“It gives a snapshot of what our city looks like to any person who visits Norfolk,” said Alacia Wever, KNB’s Public Services Coordinator.
This assessment helps KNB develop plans with residents and community leaders to reduce litter in specific neighborhoods.
Following the assessment one year, said KNB Project Coordinator Fleta Jackson, KNB worked with residents to target a specific means of reducing litter: tying trash bags before placing them in outdoor collection bins.
“We created a campaign specific to the neighborhood,” Jackson said.
Adding these data to the portal ensures that residents “have all the tools they need to make a difference in keeping communities clean,” Jackson said.
Residents can sort and filter this dataset to see which routes scored the cleanest, or where litter prevention and cleanup efforts could have the most impact.
The towing dataset includes information from a city-owned and -created application designed to track vehicles towed in the city. It includes information such as Vehicle Identification Numbers or VINs, as well as the address the vehicle was towed from. It also provides the number of vehicles on city impound lots, where and why vehicles were towed, fees charged to the vehicle owners, and the disposition of the vehicle. The dataset excludes information on vehicles that are part of an investigation, on police impound lots, or on an extended hold.
“We put as much information into this dataset as possible,” said Public Works’ Application Analyst Bernard Owens.
These datasets will join data on public safety, neighborhoods, code enforcement, economic development and city employees on NorfolkOpenData
. Feel free to view, download and manipulate this data. We provide this data as an affirmation of our commitment to transparency and community collaboration. We hope that you will use this data to improve your community, spark a business idea or just satisfy your curiosity. Data will be updated and expanded often as we work to build a comprehensive open data portal.

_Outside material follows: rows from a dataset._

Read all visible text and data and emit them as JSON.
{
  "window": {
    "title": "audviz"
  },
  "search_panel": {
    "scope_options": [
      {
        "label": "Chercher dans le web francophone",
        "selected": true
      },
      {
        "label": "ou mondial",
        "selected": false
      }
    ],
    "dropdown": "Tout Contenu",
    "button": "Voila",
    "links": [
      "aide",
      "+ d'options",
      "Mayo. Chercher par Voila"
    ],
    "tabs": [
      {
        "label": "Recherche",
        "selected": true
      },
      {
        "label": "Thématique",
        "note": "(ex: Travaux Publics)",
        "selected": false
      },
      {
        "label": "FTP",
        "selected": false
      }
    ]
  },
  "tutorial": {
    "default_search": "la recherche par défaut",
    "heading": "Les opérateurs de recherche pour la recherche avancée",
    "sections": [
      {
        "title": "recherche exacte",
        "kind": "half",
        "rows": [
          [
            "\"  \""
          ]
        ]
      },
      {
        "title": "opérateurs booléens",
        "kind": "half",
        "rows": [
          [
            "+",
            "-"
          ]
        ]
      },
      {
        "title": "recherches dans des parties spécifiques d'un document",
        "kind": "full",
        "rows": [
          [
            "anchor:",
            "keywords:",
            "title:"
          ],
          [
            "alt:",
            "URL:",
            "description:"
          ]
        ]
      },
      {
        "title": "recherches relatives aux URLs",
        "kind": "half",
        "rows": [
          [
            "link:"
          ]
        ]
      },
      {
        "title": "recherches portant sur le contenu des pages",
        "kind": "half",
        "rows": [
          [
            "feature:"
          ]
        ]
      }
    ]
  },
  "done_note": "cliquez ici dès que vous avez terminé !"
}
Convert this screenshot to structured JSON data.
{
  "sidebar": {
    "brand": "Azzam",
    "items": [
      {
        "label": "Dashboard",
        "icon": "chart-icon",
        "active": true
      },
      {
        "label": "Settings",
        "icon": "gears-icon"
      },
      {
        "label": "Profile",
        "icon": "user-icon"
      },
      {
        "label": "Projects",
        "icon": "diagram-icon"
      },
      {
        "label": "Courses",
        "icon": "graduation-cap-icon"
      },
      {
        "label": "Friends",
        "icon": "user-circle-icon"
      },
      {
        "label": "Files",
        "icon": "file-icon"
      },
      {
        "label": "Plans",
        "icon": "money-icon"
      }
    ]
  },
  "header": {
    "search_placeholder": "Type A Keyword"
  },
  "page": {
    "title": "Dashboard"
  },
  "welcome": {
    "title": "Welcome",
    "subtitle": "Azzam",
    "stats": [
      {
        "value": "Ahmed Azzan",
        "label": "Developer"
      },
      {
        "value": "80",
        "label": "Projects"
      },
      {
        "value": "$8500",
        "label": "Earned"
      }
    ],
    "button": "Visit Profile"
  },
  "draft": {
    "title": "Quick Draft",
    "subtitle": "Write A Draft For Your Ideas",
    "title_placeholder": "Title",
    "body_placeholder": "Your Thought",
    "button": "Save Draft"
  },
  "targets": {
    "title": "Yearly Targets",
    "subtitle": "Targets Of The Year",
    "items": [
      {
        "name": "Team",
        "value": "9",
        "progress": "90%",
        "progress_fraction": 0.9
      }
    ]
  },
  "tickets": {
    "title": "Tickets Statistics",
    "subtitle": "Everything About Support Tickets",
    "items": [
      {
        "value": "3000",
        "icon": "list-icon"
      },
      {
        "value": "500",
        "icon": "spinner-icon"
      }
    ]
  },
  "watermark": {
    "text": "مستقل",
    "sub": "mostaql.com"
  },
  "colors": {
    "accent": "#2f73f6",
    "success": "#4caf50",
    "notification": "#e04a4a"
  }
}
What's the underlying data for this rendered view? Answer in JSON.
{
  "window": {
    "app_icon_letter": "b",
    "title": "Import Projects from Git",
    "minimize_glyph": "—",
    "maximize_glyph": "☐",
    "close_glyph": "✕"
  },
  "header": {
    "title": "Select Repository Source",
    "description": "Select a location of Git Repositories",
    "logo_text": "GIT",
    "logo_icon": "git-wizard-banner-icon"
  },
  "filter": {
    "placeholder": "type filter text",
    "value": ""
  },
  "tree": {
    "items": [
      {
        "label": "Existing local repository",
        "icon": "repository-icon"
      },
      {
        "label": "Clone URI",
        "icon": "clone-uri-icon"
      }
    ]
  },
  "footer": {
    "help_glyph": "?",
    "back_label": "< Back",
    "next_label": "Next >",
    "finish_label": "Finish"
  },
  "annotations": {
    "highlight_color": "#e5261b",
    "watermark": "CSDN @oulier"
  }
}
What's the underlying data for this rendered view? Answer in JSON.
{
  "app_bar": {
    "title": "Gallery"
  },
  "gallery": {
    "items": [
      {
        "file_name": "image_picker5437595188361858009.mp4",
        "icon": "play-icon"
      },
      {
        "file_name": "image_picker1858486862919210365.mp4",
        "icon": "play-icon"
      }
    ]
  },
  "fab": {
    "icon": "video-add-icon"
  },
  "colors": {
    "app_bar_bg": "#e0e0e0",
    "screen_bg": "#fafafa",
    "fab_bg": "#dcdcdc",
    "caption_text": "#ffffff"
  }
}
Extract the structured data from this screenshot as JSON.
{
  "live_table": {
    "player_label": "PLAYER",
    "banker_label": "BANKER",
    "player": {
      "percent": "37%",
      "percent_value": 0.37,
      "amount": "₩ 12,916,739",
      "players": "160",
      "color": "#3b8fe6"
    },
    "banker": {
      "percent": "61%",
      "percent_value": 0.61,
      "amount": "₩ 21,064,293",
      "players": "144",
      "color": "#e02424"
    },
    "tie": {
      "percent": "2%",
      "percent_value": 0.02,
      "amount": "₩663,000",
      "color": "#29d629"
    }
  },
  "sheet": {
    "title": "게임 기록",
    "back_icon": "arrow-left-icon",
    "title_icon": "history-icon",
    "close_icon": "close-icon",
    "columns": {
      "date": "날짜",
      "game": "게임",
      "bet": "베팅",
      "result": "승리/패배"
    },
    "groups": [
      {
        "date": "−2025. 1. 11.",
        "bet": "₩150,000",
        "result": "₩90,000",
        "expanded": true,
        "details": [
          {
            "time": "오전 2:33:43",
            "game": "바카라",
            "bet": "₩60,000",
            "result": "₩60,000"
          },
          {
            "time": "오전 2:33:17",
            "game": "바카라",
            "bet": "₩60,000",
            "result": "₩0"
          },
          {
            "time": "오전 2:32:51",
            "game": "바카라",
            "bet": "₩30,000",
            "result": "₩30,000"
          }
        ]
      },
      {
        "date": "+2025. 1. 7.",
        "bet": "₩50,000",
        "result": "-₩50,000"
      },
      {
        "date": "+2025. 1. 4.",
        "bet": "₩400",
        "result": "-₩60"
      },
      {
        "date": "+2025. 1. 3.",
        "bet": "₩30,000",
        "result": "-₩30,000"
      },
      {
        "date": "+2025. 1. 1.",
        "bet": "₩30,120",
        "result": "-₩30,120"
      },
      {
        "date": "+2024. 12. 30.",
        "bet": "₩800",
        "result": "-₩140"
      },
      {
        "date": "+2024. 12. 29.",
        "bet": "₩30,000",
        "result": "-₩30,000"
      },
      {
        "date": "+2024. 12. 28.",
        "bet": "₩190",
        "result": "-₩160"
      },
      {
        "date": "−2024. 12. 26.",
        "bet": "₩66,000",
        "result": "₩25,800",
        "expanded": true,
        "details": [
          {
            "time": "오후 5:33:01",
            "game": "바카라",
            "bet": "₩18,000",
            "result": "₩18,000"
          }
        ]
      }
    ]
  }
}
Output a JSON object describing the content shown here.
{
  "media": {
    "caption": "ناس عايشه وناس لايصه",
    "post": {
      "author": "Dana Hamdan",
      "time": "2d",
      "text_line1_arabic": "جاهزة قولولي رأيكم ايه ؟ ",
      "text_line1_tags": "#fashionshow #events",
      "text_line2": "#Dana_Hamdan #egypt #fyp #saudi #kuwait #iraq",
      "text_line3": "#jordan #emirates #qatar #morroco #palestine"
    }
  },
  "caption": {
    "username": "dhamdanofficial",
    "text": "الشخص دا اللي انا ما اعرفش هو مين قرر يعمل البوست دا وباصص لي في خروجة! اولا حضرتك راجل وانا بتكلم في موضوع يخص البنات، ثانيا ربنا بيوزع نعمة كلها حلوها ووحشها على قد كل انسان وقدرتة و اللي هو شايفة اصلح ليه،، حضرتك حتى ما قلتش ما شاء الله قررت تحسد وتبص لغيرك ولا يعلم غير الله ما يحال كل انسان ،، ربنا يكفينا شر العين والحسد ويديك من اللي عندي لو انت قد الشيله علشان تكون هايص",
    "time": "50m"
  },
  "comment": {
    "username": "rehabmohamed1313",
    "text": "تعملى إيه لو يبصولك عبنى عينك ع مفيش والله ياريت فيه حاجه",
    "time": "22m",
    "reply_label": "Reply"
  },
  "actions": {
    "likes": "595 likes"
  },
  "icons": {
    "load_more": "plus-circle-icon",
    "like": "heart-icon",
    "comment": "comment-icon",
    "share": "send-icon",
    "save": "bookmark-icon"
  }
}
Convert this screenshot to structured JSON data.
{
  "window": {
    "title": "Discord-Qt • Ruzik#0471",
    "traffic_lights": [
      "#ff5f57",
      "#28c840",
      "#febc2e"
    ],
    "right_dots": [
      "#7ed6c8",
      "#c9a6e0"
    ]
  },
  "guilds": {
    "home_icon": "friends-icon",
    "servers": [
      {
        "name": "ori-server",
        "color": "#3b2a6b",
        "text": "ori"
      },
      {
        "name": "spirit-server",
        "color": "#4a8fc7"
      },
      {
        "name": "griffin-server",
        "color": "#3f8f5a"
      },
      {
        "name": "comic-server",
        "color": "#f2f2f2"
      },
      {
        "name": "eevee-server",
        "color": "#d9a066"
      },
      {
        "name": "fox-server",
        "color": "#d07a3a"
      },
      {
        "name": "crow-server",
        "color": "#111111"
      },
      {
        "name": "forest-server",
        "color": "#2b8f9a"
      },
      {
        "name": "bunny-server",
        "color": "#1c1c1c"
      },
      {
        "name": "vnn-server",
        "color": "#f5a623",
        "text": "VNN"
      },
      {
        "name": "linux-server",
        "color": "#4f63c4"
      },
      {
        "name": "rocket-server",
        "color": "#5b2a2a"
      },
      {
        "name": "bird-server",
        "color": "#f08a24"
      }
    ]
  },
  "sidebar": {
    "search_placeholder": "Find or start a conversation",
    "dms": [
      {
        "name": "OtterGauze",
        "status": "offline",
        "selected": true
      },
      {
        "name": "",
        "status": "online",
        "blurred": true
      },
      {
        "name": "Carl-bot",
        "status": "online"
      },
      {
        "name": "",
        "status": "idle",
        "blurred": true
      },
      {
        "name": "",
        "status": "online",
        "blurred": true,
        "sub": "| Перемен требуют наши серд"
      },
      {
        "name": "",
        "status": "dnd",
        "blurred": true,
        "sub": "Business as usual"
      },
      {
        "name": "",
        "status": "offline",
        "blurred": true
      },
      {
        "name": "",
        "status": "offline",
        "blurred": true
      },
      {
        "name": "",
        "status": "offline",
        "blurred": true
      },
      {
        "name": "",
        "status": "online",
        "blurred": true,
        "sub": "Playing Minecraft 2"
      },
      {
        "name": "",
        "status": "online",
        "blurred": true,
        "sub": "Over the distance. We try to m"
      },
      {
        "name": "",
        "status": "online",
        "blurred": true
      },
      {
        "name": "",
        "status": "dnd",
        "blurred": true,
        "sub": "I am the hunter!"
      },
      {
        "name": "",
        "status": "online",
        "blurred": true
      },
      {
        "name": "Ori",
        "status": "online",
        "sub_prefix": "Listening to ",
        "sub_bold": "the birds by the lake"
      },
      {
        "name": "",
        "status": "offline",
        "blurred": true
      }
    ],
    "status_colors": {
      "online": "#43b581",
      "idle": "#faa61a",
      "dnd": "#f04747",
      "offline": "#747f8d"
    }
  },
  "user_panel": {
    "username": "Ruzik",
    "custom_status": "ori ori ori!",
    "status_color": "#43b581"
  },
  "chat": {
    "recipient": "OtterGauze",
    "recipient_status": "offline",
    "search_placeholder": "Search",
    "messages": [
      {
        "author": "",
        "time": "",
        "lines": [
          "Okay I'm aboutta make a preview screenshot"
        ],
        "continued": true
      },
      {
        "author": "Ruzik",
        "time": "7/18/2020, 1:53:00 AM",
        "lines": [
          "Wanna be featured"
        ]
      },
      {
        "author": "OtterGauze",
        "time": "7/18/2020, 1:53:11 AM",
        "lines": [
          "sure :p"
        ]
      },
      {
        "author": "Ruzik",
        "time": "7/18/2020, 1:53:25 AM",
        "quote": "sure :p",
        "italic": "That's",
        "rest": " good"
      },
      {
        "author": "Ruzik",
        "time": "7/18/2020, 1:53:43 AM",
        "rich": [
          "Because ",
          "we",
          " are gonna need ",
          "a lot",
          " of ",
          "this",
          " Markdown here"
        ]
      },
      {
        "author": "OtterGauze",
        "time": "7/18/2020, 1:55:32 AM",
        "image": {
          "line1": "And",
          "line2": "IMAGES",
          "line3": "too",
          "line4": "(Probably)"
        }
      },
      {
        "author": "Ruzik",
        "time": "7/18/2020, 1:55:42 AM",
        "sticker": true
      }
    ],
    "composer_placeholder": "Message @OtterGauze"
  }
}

For more information on OpenDataNorfolk, call 664-4007 or email email@example.com